Input data START

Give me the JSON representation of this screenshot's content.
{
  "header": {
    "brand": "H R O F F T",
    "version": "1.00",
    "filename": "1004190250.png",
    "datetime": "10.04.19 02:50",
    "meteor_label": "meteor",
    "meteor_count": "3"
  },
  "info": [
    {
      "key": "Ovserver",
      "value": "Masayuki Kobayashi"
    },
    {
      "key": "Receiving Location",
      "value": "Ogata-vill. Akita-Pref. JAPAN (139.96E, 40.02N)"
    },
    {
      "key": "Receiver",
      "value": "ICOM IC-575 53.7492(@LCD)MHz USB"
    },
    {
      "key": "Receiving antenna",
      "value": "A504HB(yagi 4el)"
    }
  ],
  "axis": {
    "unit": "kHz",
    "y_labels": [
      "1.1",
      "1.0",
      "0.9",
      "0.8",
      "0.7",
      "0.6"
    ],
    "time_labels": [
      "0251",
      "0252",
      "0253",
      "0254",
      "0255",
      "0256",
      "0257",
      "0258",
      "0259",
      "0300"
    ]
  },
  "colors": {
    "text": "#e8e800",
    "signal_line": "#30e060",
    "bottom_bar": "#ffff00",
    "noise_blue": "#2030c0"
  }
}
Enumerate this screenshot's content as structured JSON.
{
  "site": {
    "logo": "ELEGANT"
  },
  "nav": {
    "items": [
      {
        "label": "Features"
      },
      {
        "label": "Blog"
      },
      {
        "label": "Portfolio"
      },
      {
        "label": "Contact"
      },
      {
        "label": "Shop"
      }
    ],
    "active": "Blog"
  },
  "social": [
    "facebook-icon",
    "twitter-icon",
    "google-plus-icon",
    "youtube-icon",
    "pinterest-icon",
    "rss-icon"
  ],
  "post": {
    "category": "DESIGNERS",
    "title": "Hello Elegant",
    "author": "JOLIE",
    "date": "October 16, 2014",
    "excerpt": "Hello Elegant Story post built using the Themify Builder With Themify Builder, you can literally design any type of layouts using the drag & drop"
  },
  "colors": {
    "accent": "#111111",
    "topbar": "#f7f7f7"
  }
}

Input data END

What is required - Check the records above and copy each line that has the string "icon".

Your response -
    "facebook-icon",
    "twitter-icon",
    "google-plus-icon",
    "youtube-icon",
    "pinterest-icon",
    "rss-icon"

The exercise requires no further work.